(Stored items from a collection)

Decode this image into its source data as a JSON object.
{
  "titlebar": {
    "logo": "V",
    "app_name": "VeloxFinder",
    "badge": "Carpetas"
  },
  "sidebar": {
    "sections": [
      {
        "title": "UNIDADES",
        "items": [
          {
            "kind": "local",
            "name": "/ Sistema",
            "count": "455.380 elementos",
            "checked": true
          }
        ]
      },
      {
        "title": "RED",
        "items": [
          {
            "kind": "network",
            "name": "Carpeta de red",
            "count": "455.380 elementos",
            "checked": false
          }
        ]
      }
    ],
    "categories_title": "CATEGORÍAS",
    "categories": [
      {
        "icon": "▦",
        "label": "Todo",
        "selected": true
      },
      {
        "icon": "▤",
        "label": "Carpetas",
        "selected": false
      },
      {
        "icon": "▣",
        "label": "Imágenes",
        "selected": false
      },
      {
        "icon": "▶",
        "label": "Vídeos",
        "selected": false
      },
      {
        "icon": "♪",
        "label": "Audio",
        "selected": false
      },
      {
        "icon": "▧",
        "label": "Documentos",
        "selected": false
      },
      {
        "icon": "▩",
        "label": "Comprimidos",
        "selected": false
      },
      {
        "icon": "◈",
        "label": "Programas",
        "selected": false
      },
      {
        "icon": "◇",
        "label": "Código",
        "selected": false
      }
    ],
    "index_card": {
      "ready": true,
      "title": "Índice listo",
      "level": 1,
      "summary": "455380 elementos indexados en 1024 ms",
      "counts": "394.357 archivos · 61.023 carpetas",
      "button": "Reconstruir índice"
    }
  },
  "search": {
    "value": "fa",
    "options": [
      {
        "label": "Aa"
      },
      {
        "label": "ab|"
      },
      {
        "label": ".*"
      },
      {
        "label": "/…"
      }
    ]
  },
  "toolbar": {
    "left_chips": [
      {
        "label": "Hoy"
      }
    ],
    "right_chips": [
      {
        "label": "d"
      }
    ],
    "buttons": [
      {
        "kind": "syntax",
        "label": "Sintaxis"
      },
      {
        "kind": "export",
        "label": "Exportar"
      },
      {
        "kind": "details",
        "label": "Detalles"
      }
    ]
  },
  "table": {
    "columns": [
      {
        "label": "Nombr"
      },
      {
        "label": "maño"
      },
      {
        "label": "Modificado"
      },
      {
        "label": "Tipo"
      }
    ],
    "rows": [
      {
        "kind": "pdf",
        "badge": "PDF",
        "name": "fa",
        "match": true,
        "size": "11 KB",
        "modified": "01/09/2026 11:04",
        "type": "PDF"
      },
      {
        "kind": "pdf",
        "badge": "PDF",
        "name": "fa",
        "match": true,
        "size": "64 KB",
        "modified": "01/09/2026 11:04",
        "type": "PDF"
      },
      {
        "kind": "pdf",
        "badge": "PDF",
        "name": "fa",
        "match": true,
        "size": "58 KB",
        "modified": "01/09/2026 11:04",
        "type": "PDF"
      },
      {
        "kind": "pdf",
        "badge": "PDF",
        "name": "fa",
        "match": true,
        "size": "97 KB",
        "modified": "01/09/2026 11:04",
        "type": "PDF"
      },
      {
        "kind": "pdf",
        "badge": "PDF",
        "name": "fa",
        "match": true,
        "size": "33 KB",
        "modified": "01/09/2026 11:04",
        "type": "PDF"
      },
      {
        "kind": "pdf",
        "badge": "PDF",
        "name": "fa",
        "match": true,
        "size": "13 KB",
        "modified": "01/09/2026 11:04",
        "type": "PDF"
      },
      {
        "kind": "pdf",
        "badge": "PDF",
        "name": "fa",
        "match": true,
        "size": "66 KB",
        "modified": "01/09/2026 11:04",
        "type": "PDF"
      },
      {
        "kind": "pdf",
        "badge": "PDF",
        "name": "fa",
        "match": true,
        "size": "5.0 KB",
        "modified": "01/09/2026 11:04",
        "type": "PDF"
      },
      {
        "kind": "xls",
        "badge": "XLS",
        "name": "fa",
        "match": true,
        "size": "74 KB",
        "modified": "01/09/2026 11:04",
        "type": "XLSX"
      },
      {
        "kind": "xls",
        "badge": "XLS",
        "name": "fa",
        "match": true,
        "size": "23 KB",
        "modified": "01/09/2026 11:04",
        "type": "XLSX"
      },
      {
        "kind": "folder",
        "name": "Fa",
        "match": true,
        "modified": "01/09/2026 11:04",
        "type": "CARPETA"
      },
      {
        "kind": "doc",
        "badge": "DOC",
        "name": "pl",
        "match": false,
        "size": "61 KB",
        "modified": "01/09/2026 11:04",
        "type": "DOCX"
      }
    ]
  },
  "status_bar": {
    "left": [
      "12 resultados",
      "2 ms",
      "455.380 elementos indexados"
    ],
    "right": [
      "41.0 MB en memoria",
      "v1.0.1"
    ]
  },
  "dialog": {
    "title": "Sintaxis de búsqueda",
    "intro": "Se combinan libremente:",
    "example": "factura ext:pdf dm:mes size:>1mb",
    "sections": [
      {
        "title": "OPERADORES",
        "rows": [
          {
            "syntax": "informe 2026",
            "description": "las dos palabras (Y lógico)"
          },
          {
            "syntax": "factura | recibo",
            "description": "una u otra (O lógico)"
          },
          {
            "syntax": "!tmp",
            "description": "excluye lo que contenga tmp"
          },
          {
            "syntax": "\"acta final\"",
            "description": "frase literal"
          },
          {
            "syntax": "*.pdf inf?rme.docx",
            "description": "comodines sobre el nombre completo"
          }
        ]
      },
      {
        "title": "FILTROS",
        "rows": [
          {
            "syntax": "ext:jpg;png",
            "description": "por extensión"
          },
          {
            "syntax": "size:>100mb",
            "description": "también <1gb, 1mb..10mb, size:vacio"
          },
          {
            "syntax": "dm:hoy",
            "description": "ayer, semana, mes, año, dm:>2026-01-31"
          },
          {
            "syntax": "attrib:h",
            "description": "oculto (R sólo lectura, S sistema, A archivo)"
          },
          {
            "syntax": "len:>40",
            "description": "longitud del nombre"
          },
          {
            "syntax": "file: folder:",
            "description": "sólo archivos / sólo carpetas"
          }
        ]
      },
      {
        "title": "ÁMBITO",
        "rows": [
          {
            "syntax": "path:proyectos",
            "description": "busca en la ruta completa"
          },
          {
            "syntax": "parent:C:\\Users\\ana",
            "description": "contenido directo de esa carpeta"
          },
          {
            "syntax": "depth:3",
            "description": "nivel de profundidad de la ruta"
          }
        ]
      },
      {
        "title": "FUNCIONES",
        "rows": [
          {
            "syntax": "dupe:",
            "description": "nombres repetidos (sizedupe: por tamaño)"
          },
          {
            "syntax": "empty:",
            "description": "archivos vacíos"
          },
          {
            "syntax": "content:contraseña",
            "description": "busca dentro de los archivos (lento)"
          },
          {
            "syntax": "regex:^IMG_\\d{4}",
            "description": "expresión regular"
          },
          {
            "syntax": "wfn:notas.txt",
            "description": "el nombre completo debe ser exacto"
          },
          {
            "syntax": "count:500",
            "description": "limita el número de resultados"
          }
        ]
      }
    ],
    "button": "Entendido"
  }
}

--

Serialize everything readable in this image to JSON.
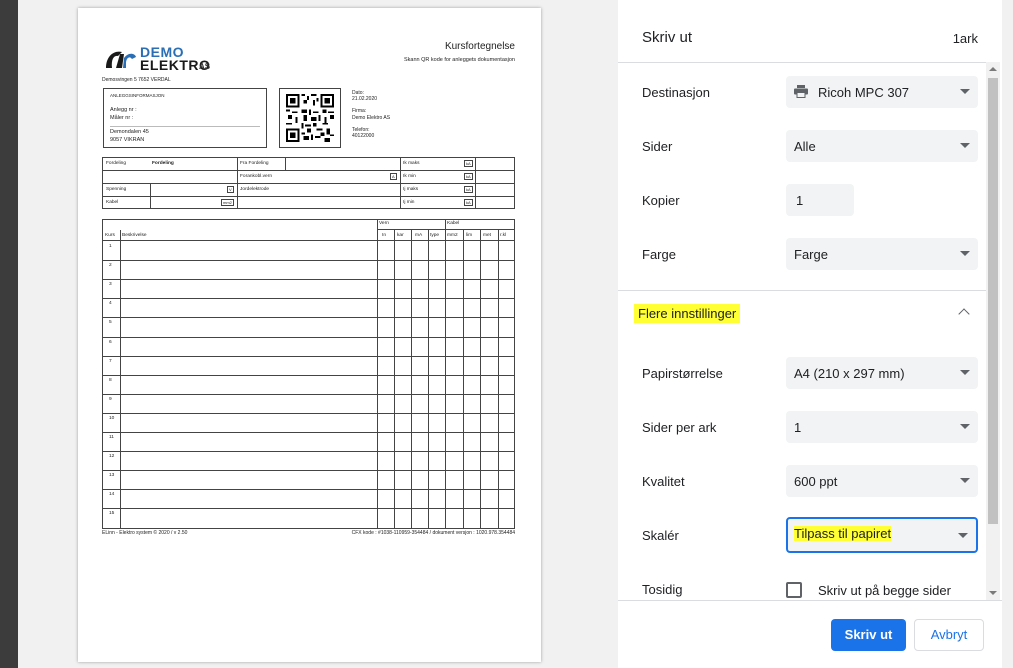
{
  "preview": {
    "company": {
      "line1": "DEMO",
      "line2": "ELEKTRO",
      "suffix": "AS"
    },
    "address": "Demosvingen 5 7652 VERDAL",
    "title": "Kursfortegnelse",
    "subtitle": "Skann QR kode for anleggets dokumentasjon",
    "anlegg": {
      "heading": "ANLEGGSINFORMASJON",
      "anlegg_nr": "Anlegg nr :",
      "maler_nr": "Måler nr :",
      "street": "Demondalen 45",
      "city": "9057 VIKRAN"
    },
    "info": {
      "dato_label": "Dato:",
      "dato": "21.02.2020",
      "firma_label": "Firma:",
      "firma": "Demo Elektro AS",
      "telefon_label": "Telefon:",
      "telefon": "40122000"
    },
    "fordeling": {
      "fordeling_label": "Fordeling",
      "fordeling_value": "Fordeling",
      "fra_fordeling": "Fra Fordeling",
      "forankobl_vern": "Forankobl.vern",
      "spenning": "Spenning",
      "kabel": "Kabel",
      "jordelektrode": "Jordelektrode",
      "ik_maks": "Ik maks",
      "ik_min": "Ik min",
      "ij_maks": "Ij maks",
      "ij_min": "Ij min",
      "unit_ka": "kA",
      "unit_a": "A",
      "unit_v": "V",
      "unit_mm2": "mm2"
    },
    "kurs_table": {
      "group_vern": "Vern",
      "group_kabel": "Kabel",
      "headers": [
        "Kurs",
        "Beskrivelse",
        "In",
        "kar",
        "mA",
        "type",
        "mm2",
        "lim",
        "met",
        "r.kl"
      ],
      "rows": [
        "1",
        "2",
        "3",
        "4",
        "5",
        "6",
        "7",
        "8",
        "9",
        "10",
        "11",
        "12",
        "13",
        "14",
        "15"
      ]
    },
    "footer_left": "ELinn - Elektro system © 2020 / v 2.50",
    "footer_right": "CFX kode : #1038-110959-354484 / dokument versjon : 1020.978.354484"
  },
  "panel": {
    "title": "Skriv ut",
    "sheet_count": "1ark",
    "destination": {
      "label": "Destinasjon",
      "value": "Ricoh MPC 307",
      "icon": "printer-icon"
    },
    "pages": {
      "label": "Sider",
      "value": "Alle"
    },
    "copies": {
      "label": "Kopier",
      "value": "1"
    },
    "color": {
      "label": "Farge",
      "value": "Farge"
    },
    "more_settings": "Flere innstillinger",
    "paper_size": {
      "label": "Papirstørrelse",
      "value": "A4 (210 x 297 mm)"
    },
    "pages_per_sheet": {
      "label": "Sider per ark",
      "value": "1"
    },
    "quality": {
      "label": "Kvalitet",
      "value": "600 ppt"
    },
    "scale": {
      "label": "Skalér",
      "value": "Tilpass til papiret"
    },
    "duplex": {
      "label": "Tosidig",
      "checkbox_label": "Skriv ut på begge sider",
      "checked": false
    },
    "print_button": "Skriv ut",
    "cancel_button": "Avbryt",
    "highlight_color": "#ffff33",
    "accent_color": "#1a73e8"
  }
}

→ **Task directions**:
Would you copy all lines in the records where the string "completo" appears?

→ **Finished task**:
            "description": "comodines sobre el nombre completo"
            "description": "el nombre completo debe ser exacto"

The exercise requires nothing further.